[Saved data entries]
* * *

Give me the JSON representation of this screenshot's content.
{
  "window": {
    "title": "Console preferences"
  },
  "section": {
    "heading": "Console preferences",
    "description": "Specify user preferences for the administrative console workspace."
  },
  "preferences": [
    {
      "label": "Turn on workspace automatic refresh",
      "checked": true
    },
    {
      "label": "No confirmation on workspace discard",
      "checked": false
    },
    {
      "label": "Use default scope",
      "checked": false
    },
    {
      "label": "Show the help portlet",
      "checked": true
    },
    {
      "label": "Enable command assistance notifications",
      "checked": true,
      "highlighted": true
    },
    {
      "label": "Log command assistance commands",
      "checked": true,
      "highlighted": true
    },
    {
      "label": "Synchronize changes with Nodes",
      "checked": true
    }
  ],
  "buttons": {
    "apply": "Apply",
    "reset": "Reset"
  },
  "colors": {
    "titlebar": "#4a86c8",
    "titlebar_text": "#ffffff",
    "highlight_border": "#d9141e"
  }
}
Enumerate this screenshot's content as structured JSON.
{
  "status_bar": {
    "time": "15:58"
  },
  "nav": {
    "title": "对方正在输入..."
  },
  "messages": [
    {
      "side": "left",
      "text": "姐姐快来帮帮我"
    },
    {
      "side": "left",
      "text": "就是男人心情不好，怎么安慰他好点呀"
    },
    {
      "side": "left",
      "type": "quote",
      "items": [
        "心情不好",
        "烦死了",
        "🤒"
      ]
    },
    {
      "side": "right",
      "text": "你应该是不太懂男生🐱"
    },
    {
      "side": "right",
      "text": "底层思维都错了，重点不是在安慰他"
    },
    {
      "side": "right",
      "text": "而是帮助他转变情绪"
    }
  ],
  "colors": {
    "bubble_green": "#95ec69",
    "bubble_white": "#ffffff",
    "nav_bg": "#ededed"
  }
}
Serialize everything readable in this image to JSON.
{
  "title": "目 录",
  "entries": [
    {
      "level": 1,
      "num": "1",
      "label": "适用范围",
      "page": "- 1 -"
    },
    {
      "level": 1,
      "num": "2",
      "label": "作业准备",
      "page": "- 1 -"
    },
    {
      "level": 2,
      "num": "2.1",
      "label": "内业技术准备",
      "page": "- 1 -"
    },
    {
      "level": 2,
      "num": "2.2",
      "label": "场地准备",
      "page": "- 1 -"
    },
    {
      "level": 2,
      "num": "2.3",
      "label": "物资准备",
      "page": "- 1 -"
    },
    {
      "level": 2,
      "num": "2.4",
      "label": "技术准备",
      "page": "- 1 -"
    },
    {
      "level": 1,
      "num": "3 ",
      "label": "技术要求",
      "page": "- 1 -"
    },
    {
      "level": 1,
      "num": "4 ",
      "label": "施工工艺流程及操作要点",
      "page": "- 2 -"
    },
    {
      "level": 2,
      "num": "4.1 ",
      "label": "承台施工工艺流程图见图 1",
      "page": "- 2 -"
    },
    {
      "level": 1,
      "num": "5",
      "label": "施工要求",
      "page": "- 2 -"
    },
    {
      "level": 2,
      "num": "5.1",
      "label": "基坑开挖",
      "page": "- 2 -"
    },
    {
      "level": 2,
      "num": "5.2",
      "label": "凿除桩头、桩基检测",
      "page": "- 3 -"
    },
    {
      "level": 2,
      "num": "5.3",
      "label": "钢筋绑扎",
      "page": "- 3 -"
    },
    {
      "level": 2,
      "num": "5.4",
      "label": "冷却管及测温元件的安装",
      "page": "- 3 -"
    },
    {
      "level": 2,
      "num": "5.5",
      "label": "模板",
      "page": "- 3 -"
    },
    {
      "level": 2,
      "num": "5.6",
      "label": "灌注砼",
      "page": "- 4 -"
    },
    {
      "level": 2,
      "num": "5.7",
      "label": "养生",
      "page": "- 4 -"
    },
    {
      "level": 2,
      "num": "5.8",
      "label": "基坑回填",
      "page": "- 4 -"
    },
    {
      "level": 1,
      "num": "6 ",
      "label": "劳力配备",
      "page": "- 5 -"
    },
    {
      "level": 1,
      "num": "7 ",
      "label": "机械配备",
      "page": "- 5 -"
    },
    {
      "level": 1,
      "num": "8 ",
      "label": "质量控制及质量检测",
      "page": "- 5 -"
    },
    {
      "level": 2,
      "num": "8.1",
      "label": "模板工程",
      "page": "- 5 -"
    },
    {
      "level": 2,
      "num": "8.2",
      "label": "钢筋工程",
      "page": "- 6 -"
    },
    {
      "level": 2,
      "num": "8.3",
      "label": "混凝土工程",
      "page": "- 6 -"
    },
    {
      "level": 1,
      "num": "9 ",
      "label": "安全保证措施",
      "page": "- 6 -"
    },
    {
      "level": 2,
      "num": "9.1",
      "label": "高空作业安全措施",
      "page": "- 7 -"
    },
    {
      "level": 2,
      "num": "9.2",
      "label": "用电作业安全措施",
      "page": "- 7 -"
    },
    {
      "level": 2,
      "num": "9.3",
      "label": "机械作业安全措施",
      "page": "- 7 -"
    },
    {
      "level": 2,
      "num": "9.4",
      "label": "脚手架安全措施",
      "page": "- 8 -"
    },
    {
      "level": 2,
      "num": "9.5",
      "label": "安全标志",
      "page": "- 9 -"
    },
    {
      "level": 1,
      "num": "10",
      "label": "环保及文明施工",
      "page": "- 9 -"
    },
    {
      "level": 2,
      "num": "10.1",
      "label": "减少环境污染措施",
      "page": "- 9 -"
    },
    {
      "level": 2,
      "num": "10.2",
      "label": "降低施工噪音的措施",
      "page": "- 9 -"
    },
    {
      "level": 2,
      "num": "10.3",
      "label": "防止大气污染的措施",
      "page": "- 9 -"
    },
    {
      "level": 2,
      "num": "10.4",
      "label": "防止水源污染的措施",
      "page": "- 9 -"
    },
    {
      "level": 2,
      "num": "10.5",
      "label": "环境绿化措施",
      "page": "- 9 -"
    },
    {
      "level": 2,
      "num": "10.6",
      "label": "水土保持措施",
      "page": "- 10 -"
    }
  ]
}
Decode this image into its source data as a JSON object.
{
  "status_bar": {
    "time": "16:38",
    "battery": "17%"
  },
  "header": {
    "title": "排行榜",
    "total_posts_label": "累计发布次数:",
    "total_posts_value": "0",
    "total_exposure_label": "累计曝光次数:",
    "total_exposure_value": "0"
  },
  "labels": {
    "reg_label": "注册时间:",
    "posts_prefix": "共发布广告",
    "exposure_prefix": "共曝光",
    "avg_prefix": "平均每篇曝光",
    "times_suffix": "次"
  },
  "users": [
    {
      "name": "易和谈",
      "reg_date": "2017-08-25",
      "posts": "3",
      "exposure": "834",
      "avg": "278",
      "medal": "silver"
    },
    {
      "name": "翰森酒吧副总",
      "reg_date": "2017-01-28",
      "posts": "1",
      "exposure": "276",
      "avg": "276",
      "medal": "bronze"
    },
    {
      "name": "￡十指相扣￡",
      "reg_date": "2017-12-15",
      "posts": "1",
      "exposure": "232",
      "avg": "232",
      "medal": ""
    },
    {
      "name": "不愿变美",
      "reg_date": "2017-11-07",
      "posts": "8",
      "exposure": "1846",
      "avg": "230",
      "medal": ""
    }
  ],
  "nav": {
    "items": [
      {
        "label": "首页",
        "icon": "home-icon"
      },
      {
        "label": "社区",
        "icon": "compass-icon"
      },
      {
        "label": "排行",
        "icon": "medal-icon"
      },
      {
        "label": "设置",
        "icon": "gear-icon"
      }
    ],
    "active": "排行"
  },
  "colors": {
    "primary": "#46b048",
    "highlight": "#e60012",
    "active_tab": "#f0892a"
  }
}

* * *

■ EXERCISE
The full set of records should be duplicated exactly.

■ SOLVED PROBLEM
Give me the JSON representation of this screenshot's content.
{
  "window": {
    "title": "Console preferences"
  },
  "section": {
    "heading": "Console preferences",
    "description": "Specify user preferences for the administrative console workspace."
  },
  "preferences": [
    {
      "label": "Turn on workspace automatic refresh",
      "checked": true
    },
    {
      "label": "No confirmation on workspace discard",
      "checked": false
    },
    {
      "label": "Use default scope",
      "checked": false
    },
    {
      "label": "Show the help portlet",
      "checked": true
    },
    {
      "label": "Enable command assistance notifications",
      "checked": true,
      "highlighted": true
    },
    {
      "label": "Log command assistance commands",
      "checked": true,
      "highlighted": true
    },
    {
      "label": "Synchronize changes with Nodes",
      "checked": true
    }
  ],
  "buttons": {
    "apply": "Apply",
    "reset": "Reset"
  },
  "colors": {
    "titlebar": "#4a86c8",
    "titlebar_text": "#ffffff",
    "highlight_border": "#d9141e"
  }
}
Enumerate this screenshot's content as structured JSON.
{
  "status_bar": {
    "time": "15:58"
  },
  "nav": {
    "title": "对方正在输入..."
  },
  "messages": [
    {
      "side": "left",
      "text": "姐姐快来帮帮我"
    },
    {
      "side": "left",
      "text": "就是男人心情不好，怎么安慰他好点呀"
    },
    {
      "side": "left",
      "type": "quote",
      "items": [
        "心情不好",
        "烦死了",
        "🤒"
      ]
    },
    {
      "side": "right",
      "text": "你应该是不太懂男生🐱"
    },
    {
      "side": "right",
      "text": "底层思维都错了，重点不是在安慰他"
    },
    {
      "side": "right",
      "text": "而是帮助他转变情绪"
    }
  ],
  "colors": {
    "bubble_green": "#95ec69",
    "bubble_white": "#ffffff",
    "nav_bg": "#ededed"
  }
}
Serialize everything readable in this image to JSON.
{
  "title": "目 录",
  "entries": [
    {
      "level": 1,
      "num": "1",
      "label": "适用范围",
      "page": "- 1 -"
    },
    {
      "level": 1,
      "num": "2",
      "label": "作业准备",
      "page": "- 1 -"
    },
    {
      "level": 2,
      "num": "2.1",
      "label": "内业技术准备",
      "page": "- 1 -"
    },
    {
      "level": 2,
      "num": "2.2",
      "label": "场地准备",
      "page": "- 1 -"
    },
    {
      "level": 2,
      "num": "2.3",
      "label": "物资准备",
      "page": "- 1 -"
    },
    {
      "level": 2,
      "num": "2.4",
      "label": "技术准备",
      "page": "- 1 -"
    },
    {
      "level": 1,
      "num": "3 ",
      "label": "技术要求",
      "page": "- 1 -"
    },
    {
      "level": 1,
      "num": "4 ",
      "label": "施工工艺流程及操作要点",
      "page": "- 2 -"
    },
    {
      "level": 2,
      "num": "4.1 ",
      "label": "承台施工工艺流程图见图 1",
      "page": "- 2 -"
    },
    {
      "level": 1,
      "num": "5",
      "label": "施工要求",
      "page": "- 2 -"
    },
    {
      "level": 2,
      "num": "5.1",
      "label": "基坑开挖",
      "page": "- 2 -"
    },
    {
      "level": 2,
      "num": "5.2",
      "label": "凿除桩头、桩基检测",
      "page": "- 3 -"
    },
    {
      "level": 2,
      "num": "5.3",
      "label": "钢筋绑扎",
      "page": "- 3 -"
    },
    {
      "level": 2,
      "num": "5.4",
      "label": "冷却管及测温元件的安装",
      "page": "- 3 -"
    },
    {
      "level": 2,
      "num": "5.5",
      "label": "模板",
      "page": "- 3 -"
    },
    {
      "level": 2,
      "num": "5.6",
      "label": "灌注砼",
      "page": "- 4 -"
    },
    {
      "level": 2,
      "num": "5.7",
      "label": "养生",
      "page": "- 4 -"
    },
    {
      "level": 2,
      "num": "5.8",
      "label": "基坑回填",
      "page": "- 4 -"
    },
    {
      "level": 1,
      "num": "6 ",
      "label": "劳力配备",
      "page": "- 5 -"
    },
    {
      "level": 1,
      "num": "7 ",
      "label": "机械配备",
      "page": "- 5 -"
    },
    {
      "level": 1,
      "num": "8 ",
      "label": "质量控制及质量检测",
      "page": "- 5 -"
    },
    {
      "level": 2,
      "num": "8.1",
      "label": "模板工程",
      "page": "- 5 -"
    },
    {
      "level": 2,
      "num": "8.2",
      "label": "钢筋工程",
      "page": "- 6 -"
    },
    {
      "level": 2,
      "num": "8.3",
      "label": "混凝土工程",
      "page": "- 6 -"
    },
    {
      "level": 1,
      "num": "9 ",
      "label": "安全保证措施",
      "page": "- 6 -"
    },
    {
      "level": 2,
      "num": "9.1",
      "label": "高空作业安全措施",
      "page": "- 7 -"
    },
    {
      "level": 2,
      "num": "9.2",
      "label": "用电作业安全措施",
      "page": "- 7 -"
    },
    {
      "level": 2,
      "num": "9.3",
      "label": "机械作业安全措施",
      "page": "- 7 -"
    },
    {
      "level": 2,
      "num": "9.4",
      "label": "脚手架安全措施",
      "page": "- 8 -"
    },
    {
      "level": 2,
      "num": "9.5",
      "label": "安全标志",
      "page": "- 9 -"
    },
    {
      "level": 1,
      "num": "10",
      "label": "环保及文明施工",
      "page": "- 9 -"
    },
    {
      "level": 2,
      "num": "10.1",
      "label": "减少环境污染措施",
      "page": "- 9 -"
    },
    {
      "level": 2,
      "num": "10.2",
      "label": "降低施工噪音的措施",
      "page": "- 9 -"
    },
    {
      "level": 2,
      "num": "10.3",
      "label": "防止大气污染的措施",
      "page": "- 9 -"
    },
    {
      "level": 2,
      "num": "10.4",
      "label": "防止水源污染的措施",
      "page": "- 9 -"
    },
    {
      "level": 2,
      "num": "10.5",
      "label": "环境绿化措施",
      "page": "- 9 -"
    },
    {
      "level": 2,
      "num": "10.6",
      "label": "水土保持措施",
      "page": "- 10 -"
    }
  ]
}
Decode this image into its source data as a JSON object.
{
  "status_bar": {
    "time": "16:38",
    "battery": "17%"
  },
  "header": {
    "title": "排行榜",
    "total_posts_label": "累计发布次数:",
    "total_posts_value": "0",
    "total_exposure_label": "累计曝光次数:",
    "total_exposure_value": "0"
  },
  "labels": {
    "reg_label": "注册时间:",
    "posts_prefix": "共发布广告",
    "exposure_prefix": "共曝光",
    "avg_prefix": "平均每篇曝光",
    "times_suffix": "次"
  },
  "users": [
    {
      "name": "易和谈",
      "reg_date": "2017-08-25",
      "posts": "3",
      "exposure": "834",
      "avg": "278",
      "medal": "silver"
    },
    {
      "name": "翰森酒吧副总",
      "reg_date": "2017-01-28",
      "posts": "1",
      "exposure": "276",
      "avg": "276",
      "medal": "bronze"
    },
    {
      "name": "￡十指相扣￡",
      "reg_date": "2017-12-15",
      "posts": "1",
      "exposure": "232",
      "avg": "232",
      "medal": ""
    },
    {
      "name": "不愿变美",
      "reg_date": "2017-11-07",
      "posts": "8",
      "exposure": "1846",
      "avg": "230",
      "medal": ""
    }
  ],
  "nav": {
    "items": [
      {
        "label": "首页",
        "icon": "home-icon"
      },
      {
        "label": "社区",
        "icon": "compass-icon"
      },
      {
        "label": "排行",
        "icon": "medal-icon"
      },
      {
        "label": "设置",
        "icon": "gear-icon"
      }
    ],
    "active": "排行"
  },
  "colors": {
    "primary": "#46b048",
    "highlight": "#e60012",
    "active_tab": "#f0892a"
  }
}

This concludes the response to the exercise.